It is a false choice because inquiry-based instruction is proven to better prepare students for college, citizenship, and careers. The outcome of these three essential goals may not be as immediate as those of a high-stakes exam, but they are unquestionably high stakes as well, and cannot be abandoned in service of a one-shot exam. Furthermore, “teaching to the test” typically fails to accomplish the intended outcome. Rote memorization and uninspired curriculum does not necessarily translate to higher success on exams. Choosing between inquiry-based curriculum and test prep is not a real choice.

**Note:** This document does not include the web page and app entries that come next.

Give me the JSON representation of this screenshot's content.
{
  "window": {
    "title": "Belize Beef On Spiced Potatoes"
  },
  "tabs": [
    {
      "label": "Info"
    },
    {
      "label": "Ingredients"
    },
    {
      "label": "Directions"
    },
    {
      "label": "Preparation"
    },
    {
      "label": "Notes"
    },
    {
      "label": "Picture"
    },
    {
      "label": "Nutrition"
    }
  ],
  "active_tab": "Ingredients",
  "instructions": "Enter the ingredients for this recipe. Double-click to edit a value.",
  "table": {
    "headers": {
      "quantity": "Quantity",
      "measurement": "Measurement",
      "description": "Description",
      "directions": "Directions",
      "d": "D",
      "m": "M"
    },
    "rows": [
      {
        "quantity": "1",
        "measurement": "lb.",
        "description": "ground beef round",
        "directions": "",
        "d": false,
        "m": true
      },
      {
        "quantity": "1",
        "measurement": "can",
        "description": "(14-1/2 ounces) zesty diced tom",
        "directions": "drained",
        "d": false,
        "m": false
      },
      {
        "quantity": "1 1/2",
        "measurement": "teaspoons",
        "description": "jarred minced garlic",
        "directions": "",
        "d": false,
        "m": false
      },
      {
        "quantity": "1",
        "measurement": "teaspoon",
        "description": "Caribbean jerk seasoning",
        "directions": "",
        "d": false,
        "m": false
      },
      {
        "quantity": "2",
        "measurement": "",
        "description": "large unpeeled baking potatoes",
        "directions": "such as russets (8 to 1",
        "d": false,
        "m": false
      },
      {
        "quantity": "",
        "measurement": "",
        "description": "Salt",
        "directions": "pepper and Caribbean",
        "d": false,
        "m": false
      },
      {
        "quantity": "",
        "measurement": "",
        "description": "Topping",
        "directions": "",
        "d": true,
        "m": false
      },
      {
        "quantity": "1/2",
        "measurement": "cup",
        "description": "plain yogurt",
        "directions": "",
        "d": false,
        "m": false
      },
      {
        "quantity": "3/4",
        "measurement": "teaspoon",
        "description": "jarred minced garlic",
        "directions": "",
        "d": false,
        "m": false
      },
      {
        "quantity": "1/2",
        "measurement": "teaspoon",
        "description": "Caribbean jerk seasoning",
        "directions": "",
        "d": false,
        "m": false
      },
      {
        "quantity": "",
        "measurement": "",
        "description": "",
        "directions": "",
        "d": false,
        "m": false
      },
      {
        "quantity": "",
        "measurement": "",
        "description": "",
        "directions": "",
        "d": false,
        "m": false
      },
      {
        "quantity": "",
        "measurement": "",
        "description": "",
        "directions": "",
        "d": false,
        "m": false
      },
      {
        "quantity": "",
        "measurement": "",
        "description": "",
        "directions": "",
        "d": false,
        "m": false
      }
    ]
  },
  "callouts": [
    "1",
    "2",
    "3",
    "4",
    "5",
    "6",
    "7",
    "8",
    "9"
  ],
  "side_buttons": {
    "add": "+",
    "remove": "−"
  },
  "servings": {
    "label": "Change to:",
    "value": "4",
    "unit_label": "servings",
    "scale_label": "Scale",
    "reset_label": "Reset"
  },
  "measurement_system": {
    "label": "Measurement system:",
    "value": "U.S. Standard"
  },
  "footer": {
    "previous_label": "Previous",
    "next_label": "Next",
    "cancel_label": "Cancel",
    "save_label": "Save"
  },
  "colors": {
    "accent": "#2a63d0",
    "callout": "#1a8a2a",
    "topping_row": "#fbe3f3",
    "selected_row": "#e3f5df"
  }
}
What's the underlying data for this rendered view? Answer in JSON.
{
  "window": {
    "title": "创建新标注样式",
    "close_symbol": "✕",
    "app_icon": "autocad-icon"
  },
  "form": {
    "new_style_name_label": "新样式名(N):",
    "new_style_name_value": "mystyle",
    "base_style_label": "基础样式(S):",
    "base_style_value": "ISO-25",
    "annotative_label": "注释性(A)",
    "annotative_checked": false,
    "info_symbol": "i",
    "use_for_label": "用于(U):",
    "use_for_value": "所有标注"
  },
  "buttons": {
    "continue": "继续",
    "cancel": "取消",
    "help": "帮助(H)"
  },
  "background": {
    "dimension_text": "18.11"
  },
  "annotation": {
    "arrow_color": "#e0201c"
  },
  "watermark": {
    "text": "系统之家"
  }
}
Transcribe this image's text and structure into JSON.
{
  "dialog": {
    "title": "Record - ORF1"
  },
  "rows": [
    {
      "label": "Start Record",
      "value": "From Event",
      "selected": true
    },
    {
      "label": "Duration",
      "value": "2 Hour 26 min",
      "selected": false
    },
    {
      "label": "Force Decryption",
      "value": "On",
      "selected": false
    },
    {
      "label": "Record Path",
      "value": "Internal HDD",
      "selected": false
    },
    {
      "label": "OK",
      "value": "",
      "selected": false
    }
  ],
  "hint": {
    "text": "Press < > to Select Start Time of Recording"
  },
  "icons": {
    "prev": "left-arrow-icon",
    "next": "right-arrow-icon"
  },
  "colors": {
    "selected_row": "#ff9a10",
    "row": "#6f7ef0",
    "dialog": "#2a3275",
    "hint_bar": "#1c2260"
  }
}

Instead, the question that schools should be asking is: how can we use engaging, college-ready curriculum to prepare students for the exams as well?
At ISA we recognize that the exams are important, and that their outcomes have dramatic implications for schools and students alike, but by acknowledging that the tests are only one goal, and not the desired goal, schools can leave behind the false hope that exclusively “teaching to the test” provides. Instead they can focus on the challenge of how to accomplish both goals: rigorous college-ready instruction and high marks on state exams.
This module provides a roadmap for how schools can think strategically about the exams.
- First, ISA provides a lens for deconstructing what the exams actually expect students to know, be able to do, and understand.
- Then, working with coaches, we use results from an exam analysis to inform curriculum and instruction in the school, not just for exam-terminating classes but also for the entire school program.
- Later, we consider the different possible ways to organize the complete exam preparation approach within the school.
- Finally, we analyze student test results, consider the possible implications for exam preparation strategy, and consider appropriate modifications to curriculum and instruction.